__ASSIGNMENT__
Below are entries; work out how many of their lines include the string "scope", and reply with the number only.

++++++

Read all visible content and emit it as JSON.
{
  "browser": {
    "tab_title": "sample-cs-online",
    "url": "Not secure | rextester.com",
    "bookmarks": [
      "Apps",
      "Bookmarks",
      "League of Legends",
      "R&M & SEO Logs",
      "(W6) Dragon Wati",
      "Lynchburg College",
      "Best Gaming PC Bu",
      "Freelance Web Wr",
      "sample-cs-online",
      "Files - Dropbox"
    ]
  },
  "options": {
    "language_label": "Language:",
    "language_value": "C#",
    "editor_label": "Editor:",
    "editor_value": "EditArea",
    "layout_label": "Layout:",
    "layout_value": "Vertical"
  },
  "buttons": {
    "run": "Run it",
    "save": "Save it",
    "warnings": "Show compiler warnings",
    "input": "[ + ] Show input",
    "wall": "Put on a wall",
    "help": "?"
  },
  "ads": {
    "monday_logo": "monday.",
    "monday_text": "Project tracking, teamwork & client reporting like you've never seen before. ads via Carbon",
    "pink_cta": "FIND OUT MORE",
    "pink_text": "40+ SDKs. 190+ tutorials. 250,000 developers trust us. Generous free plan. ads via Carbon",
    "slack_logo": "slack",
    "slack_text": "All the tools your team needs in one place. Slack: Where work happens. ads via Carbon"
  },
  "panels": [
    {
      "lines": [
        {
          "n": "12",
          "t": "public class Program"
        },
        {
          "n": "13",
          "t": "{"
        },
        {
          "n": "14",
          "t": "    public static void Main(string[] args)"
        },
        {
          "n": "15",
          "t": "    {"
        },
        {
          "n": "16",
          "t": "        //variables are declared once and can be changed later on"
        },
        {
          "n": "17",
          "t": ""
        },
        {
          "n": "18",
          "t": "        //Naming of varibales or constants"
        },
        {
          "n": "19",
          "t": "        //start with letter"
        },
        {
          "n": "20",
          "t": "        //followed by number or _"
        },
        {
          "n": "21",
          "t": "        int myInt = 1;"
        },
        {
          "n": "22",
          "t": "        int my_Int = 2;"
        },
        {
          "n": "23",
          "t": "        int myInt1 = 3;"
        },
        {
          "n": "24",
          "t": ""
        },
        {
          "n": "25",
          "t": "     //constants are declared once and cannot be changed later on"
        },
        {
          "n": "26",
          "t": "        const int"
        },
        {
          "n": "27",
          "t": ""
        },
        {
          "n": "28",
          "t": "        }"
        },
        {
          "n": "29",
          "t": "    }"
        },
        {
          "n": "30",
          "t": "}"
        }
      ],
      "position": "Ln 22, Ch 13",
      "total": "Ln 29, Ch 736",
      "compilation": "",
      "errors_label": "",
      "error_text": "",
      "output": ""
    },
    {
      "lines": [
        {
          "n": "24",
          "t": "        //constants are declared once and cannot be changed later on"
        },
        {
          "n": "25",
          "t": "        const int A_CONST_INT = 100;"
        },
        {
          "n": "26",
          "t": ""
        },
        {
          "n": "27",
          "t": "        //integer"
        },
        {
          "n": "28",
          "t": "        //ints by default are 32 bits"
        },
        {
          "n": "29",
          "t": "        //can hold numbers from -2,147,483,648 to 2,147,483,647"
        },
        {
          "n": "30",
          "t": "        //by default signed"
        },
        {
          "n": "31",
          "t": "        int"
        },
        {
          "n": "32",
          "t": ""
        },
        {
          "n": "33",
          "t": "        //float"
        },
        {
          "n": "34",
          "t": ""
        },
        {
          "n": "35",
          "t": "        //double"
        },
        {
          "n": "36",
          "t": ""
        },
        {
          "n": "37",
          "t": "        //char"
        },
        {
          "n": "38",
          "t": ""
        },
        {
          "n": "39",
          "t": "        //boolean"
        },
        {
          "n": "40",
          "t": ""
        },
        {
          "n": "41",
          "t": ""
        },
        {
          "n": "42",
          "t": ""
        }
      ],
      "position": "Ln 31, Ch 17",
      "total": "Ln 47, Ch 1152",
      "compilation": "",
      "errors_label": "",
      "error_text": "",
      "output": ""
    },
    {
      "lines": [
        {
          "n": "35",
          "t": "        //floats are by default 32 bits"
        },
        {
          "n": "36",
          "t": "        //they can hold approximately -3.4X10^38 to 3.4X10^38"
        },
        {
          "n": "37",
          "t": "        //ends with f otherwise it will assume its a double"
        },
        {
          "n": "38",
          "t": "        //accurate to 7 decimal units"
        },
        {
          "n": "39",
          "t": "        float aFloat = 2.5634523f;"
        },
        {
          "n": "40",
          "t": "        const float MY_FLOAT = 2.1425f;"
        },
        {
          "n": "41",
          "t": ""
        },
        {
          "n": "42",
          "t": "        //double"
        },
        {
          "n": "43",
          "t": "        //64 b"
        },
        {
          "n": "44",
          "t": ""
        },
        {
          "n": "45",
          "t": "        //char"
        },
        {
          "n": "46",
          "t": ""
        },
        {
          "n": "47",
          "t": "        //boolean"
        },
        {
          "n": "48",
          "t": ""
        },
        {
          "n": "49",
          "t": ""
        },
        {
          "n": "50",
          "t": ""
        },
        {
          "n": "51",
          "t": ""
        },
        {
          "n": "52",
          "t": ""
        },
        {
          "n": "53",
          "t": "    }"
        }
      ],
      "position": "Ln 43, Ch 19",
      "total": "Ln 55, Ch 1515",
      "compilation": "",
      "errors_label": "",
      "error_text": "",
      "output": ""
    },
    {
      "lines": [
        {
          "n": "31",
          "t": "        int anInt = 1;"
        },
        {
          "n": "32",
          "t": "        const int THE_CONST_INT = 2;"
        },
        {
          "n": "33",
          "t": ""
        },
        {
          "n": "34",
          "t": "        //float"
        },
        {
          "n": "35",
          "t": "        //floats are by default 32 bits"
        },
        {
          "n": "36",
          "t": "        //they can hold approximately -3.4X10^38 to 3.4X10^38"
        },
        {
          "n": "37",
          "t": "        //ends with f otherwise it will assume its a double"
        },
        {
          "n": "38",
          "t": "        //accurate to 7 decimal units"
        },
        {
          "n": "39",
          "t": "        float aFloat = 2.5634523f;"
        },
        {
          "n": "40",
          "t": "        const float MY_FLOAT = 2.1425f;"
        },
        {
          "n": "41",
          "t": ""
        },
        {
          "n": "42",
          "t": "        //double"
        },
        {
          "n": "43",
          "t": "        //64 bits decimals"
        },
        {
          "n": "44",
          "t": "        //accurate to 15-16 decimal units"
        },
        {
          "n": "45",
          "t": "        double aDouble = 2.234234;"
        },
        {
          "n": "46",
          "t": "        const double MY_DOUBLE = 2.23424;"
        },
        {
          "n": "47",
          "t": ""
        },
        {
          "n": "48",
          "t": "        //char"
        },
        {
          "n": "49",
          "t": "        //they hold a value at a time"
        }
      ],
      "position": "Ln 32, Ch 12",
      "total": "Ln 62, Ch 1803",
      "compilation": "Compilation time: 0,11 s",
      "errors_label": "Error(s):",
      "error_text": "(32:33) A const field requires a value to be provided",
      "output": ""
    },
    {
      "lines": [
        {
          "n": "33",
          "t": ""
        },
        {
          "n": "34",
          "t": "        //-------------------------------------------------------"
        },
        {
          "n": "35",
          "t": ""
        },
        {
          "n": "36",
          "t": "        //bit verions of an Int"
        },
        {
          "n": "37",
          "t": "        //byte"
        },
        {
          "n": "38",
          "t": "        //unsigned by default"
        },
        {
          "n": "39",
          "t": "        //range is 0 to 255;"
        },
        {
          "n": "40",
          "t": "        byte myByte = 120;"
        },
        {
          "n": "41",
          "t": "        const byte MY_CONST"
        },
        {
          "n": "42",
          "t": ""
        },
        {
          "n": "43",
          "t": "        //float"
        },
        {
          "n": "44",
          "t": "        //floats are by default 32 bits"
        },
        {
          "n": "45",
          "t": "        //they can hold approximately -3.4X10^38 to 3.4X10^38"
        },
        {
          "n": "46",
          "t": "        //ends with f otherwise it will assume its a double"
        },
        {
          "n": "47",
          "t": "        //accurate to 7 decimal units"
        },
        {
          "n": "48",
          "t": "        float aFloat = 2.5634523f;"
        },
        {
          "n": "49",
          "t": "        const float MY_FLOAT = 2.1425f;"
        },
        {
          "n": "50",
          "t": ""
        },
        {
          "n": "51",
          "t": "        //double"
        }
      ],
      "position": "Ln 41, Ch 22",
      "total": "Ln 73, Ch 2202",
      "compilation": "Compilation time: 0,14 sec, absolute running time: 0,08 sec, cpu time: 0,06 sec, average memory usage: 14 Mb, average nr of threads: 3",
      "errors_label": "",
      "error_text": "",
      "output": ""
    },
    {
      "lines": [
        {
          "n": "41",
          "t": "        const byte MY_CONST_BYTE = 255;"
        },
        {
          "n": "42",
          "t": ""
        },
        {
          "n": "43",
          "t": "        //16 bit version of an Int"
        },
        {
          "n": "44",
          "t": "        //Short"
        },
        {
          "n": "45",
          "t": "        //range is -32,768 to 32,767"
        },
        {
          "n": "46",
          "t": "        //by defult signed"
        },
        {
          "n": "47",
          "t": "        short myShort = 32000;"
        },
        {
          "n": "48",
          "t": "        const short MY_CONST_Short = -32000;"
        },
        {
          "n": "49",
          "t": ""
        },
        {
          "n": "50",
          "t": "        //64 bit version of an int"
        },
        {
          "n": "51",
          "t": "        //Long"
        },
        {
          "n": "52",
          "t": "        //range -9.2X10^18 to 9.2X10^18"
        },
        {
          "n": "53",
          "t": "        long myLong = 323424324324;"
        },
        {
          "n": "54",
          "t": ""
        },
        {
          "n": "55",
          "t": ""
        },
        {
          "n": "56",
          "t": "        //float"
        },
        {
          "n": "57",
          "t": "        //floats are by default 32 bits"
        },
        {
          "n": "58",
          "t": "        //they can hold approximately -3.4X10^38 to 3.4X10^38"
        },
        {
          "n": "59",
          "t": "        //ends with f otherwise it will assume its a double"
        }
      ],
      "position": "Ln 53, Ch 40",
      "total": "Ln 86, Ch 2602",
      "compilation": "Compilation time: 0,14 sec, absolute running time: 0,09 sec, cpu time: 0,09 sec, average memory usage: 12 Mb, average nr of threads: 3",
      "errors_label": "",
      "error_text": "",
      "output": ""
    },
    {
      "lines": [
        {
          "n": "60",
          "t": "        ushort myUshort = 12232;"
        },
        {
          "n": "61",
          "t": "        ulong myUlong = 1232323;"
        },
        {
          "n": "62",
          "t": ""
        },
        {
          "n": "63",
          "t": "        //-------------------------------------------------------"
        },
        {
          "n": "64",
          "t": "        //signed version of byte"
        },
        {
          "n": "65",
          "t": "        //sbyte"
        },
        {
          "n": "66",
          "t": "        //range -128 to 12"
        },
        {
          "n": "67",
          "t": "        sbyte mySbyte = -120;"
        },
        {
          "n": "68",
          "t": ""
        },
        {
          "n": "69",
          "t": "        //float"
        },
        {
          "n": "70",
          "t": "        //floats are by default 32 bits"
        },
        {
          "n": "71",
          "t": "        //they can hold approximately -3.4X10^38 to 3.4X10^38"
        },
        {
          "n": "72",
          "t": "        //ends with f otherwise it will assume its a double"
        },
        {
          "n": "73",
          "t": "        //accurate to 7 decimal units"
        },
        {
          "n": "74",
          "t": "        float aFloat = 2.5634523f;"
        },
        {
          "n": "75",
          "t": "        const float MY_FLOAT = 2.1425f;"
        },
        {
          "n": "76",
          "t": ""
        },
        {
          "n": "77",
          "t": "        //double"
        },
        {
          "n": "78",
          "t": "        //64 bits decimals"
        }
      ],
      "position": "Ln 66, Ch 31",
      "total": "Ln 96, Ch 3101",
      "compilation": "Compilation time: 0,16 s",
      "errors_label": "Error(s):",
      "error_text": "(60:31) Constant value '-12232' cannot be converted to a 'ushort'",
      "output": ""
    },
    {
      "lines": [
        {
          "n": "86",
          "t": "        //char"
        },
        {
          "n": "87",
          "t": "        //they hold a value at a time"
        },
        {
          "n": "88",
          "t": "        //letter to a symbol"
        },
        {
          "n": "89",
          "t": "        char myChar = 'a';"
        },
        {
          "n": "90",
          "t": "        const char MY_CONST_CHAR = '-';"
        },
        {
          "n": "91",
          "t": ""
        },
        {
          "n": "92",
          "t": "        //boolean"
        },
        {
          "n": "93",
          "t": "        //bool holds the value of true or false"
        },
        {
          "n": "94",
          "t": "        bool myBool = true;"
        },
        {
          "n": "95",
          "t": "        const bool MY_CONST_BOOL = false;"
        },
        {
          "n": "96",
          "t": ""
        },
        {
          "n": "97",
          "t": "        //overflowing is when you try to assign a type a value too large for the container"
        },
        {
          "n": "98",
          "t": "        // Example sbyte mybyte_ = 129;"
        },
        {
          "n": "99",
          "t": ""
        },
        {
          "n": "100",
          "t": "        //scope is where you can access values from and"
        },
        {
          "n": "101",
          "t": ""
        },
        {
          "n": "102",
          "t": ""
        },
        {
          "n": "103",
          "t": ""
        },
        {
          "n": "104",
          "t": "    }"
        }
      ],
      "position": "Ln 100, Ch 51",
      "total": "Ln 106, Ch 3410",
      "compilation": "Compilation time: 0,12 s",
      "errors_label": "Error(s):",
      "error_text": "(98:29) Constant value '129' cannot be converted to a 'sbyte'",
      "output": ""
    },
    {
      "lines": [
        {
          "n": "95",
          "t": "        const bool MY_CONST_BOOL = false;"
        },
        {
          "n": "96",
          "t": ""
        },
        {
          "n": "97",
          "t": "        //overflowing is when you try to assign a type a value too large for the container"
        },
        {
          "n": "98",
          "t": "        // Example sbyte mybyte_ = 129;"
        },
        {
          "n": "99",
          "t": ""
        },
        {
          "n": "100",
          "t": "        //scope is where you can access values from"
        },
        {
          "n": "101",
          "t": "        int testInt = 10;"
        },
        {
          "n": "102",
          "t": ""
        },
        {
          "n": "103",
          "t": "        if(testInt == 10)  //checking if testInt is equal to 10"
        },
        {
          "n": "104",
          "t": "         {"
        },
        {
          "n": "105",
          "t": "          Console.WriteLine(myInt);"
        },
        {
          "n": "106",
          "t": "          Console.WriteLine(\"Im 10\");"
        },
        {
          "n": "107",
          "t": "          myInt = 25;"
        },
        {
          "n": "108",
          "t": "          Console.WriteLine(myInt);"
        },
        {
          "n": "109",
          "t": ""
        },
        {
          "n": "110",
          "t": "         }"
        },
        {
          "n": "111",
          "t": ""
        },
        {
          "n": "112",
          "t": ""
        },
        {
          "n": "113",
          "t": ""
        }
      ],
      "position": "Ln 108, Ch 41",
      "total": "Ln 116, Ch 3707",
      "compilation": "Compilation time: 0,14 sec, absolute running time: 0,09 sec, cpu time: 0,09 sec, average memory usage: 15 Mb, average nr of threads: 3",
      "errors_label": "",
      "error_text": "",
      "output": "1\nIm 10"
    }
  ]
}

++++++

__SOLUTION FOR THIS TASK__
2